:: Work item ::
Please copy out every line of the data word for word.

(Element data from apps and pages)
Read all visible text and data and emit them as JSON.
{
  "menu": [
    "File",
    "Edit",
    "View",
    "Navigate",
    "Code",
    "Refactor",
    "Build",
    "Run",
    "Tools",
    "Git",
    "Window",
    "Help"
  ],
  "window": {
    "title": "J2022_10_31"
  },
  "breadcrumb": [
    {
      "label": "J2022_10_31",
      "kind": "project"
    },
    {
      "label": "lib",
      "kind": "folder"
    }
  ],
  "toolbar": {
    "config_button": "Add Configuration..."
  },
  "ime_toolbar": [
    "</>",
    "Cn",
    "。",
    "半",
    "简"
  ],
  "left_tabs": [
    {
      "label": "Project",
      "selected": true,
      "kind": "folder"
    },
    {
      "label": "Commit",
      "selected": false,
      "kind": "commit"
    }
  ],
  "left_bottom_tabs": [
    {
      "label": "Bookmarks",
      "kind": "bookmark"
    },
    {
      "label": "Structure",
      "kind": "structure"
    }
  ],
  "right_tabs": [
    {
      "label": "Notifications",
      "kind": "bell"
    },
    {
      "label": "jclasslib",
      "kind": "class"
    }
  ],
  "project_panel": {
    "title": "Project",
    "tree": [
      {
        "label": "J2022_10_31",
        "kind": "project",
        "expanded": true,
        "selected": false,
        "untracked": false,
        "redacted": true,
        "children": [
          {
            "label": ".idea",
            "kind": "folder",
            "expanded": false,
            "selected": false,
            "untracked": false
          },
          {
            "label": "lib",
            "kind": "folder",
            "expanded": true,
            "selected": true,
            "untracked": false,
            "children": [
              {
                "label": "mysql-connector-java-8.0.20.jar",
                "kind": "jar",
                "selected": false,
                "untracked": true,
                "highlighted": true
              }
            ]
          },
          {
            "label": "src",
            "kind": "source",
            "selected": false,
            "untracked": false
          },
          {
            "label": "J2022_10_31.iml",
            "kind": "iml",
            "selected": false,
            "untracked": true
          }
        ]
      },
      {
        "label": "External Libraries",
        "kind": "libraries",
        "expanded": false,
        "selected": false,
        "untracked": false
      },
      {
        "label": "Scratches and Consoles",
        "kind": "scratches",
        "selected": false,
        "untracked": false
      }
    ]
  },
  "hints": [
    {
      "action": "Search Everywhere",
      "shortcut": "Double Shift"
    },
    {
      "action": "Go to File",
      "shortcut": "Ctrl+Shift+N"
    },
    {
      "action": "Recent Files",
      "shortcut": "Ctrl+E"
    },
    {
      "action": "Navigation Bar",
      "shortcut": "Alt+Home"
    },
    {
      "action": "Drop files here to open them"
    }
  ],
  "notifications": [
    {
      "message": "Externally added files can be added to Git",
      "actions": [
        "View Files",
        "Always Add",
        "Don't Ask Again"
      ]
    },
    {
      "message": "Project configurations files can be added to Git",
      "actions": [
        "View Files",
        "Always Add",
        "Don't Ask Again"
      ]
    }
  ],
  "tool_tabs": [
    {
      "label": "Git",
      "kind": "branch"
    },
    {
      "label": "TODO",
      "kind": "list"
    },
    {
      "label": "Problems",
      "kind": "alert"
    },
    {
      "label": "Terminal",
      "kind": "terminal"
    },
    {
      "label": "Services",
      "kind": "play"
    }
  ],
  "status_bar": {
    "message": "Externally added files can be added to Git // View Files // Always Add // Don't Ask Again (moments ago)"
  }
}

:: Result of this task ::
Read all visible text and data and emit them as JSON.
{
  "menu": [
    "File",
    "Edit",
    "View",
    "Navigate",
    "Code",
    "Refactor",
    "Build",
    "Run",
    "Tools",
    "Git",
    "Window",
    "Help"
  ],
  "window": {
    "title": "J2022_10_31"
  },
  "breadcrumb": [
    {
      "label": "J2022_10_31",
      "kind": "project"
    },
    {
      "label": "lib",
      "kind": "folder"
    }
  ],
  "toolbar": {
    "config_button": "Add Configuration..."
  },
  "ime_toolbar": [
    "</>",
    "Cn",
    "。",
    "半",
    "简"
  ],
  "left_tabs": [
    {
      "label": "Project",
      "selected": true,
      "kind": "folder"
    },
    {
      "label": "Commit",
      "selected": false,
      "kind": "commit"
    }
  ],
  "left_bottom_tabs": [
    {
      "label": "Bookmarks",
      "kind": "bookmark"
    },
    {
      "label": "Structure",
      "kind": "structure"
    }
  ],
  "right_tabs": [
    {
      "label": "Notifications",
      "kind": "bell"
    },
    {
      "label": "jclasslib",
      "kind": "class"
    }
  ],
  "project_panel": {
    "title": "Project",
    "tree": [
      {
        "label": "J2022_10_31",
        "kind": "project",
        "expanded": true,
        "selected": false,
        "untracked": false,
        "redacted": true,
        "children": [
          {
            "label": ".idea",
            "kind": "folder",
            "expanded": false,
            "selected": false,
            "untracked": false
          },
          {
            "label": "lib",
            "kind": "folder",
            "expanded": true,
            "selected": true,
            "untracked": false,
            "children": [
              {
                "label": "mysql-connector-java-8.0.20.jar",
                "kind": "jar",
                "selected": false,
                "untracked": true,
                "highlighted": true
              }
            ]
          },
          {
            "label": "src",
            "kind": "source",
            "selected": false,
            "untracked": false
          },
          {
            "label": "J2022_10_31.iml",
            "kind": "iml",
            "selected": false,
            "untracked": true
          }
        ]
      },
      {
        "label": "External Libraries",
        "kind": "libraries",
        "expanded": false,
        "selected": false,
        "untracked": false
      },
      {
        "label": "Scratches and Consoles",
        "kind": "scratches",
        "selected": false,
        "untracked": false
      }
    ]
  },
  "hints": [
    {
      "action": "Search Everywhere",
      "shortcut": "Double Shift"
    },
    {
      "action": "Go to File",
      "shortcut": "Ctrl+Shift+N"
    },
    {
      "action": "Recent Files",
      "shortcut": "Ctrl+E"
    },
    {
      "action": "Navigation Bar",
      "shortcut": "Alt+Home"
    },
    {
      "action": "Drop files here to open them"
    }
  ],
  "notifications": [
    {
      "message": "Externally added files can be added to Git",
      "actions": [
        "View Files",
        "Always Add",
        "Don't Ask Again"
      ]
    },
    {
      "message": "Project configurations files can be added to Git",
      "actions": [
        "View Files",
        "Always Add",
        "Don't Ask Again"
      ]
    }
  ],
  "tool_tabs": [
    {
      "label": "Git",
      "kind": "branch"
    },
    {
      "label": "TODO",
      "kind": "list"
    },
    {
      "label": "Problems",
      "kind": "alert"
    },
    {
      "label": "Terminal",
      "kind": "terminal"
    },
    {
      "label": "Services",
      "kind": "play"
    }
  ],
  "status_bar": {
    "message": "Externally added files can be added to Git // View Files // Always Add // Don't Ask Again (moments ago)"
  }
}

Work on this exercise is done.